Any action film worth its salt nowadays ensures that it features at least one fight scene where kung fu grips, kicks, and balletic punches flurry over the celluloid. But this wasn’t always so. Kung Fu’s rise to prominence in Hong Kong during the 1960s would take decades to break into Hollywood. Feature-length documentary Iron Fists and Kung Fu Kicks charts the rise of how eastern fighting would become a movie art form all of its own.
For martial art movie enthusiasts through to those whose knowledge of Kung Fu begins and ends with Bruce Lee, Iron Fists and Kung Fu Kicks does a good job of covering the origins of these movies. Mostly originating from two Hong Kong movies studios – powerhouse incumbents Shaw Brothers and young upstarts Golden Harvest – the documentary charts the fight style evolution from Peking Opera inspired grace and precision, right through to laughable blood and guts.
This is fascinatingly intercut with the social upheavals of the time. Did you know that, for a time, the genre was female-led? In a world where virtually all movie studios executives were male and it was predominantly housewives going to the movies at the time, they were concerned that their partners would lust over any heroic leading men. So, weirdly, this led to one of the first strong female lead movie stars in Chin Pe Pe. Footage of the 1967 riots is weaved in with a rise in movies about angry young men fighting the system. And also we see how, ironically, oppressed movie-going customers sought escapism by watching actors who were similarly oppressed due to the draconian control that studios had over their stars.
Once the history lesson is over, the mid-section of the docu shifts to exploring the career of Bruce Lee. Lee’s Hong Kong boom and subsequent struggles to break through to Hollywood have already been extensively documented elsewhere. Although this section goes on rather long, Iron Fists and Kung Fu Kicks manages to intertwine his rising, falling, and rising again fortunes with the wider picture of kung fu’s rising influence on the West. Grindhouse cinemas playing poorly dubbed Hong Kong movies were starting to rake in the dollars during the 80s and Lee’s posthumous fame with Enter The Dragon broke the genre into the mainstream.
After the section dealing with Lee the show does flap around somewhat for focus. Legends Jackie Chan and Sammo Hung are covered within the context of how lax health and safety attitudes (and limited budgets) led to astonishingly dangerous stunts becoming the genre’s hallmark. It’s odd that the influence of such mastery as Jet Li is missed out whilst there is still time to breeze past the expanding sources of ‘kung fu’ movies (such as Thai ‘Ong Bak’ and Indonesian ‘The Raid’), but clearly a directorial choice was made here.
One interesting and unexpected parallel the documentary draws is the rise of kung fu movies along with a thoroughly engaged African American audience who connected with the material in a time where cultural diversity was massively under-represented on the big screen.
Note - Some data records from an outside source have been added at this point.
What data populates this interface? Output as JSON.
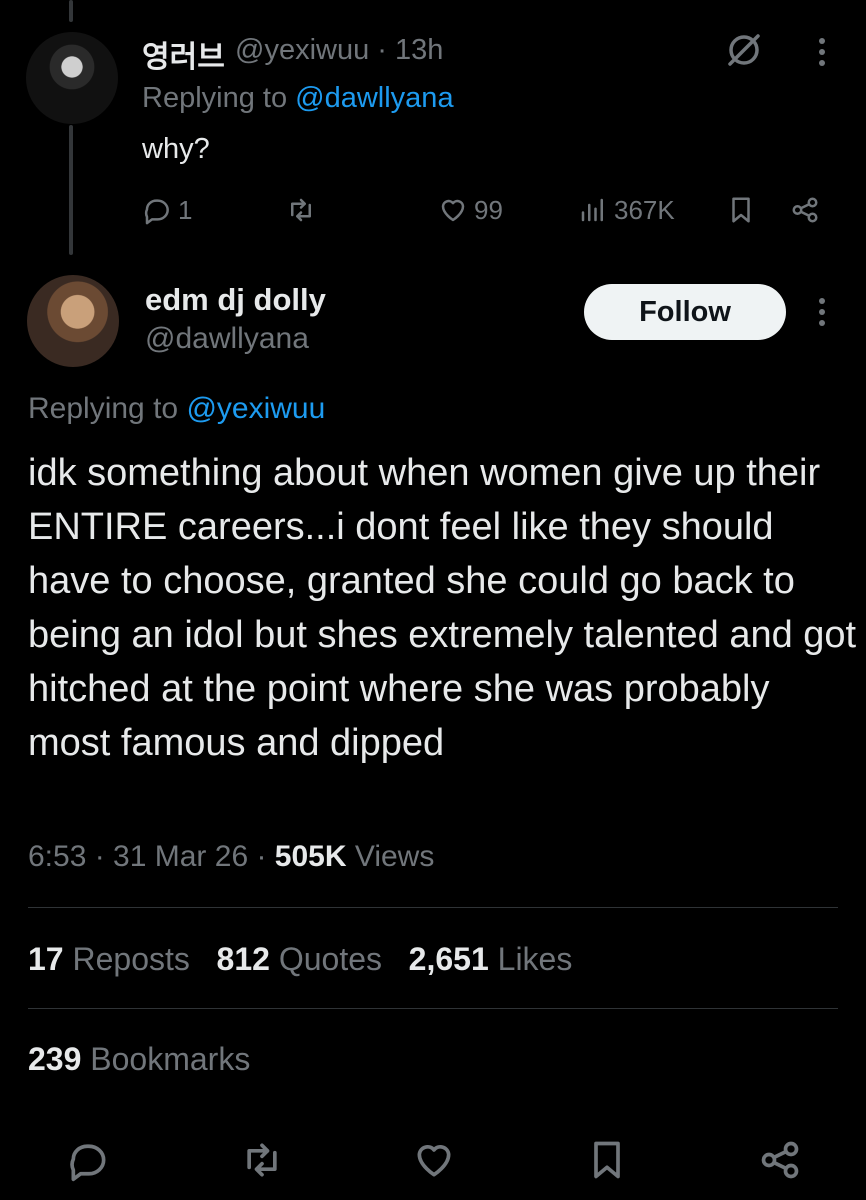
{
  "reply_tweet": {
    "display_name": "영러브",
    "handle_time": "@yexiwuu · 13h",
    "replying_prefix": "Replying to",
    "replying_handle": "@dawllyana",
    "text": "why?",
    "replies": "1",
    "likes": "99",
    "views": "367K"
  },
  "main_tweet": {
    "display_name": "edm dj dolly",
    "handle": "@dawllyana",
    "follow_label": "Follow",
    "replying_prefix": "Replying to",
    "replying_handle": "@yexiwuu",
    "text": "idk something about when women give up their ENTIRE careers...i dont feel like they should have to choose, granted she could go back to being an idol but shes extremely talented and got hitched at the point where she was probably most famous and dipped",
    "time_date": "6:53 · 31 Mar 26 · ",
    "views_count": "505K",
    "views_label": " Views",
    "reposts_count": "17",
    "reposts_label": "Reposts",
    "quotes_count": "812",
    "quotes_label": "Quotes",
    "likes_count": "2,651",
    "likes_label": "Likes",
    "bookmarks_count": "239",
    "bookmarks_label": "Bookmarks"
  },
  "icons": {
    "reply": "reply-icon",
    "repost": "repost-icon",
    "like": "heart-icon",
    "views": "views-icon",
    "bookmark": "bookmark-icon",
    "share": "share-icon",
    "grok": "grok-icon",
    "more": "more-icon"
  },
  "colors": {
    "background": "#000000",
    "text": "#e7e9ea",
    "muted": "#71767b",
    "link": "#1d9bf0",
    "follow_bg": "#eff3f4"
  }
}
The era of blaxploitation movies synchronises well with the popularity of kung fu movies, and many African American talking heads reveal how hip hop moves or break dancing poses were directly inspired by far east fighting on their screens.
Despite a somewhat rushed ending and perhaps overlong section on Bruce Lee, Iron Fists and Kung Fu Kicks is stocked with great footage, great contributors (such as one guy responsible for having six Bruce Lee films in development where only three actually featured any footage of him!) and is a fun journey through one of the most enduring movie styles there is: punchy kicks!
Words by Michael Record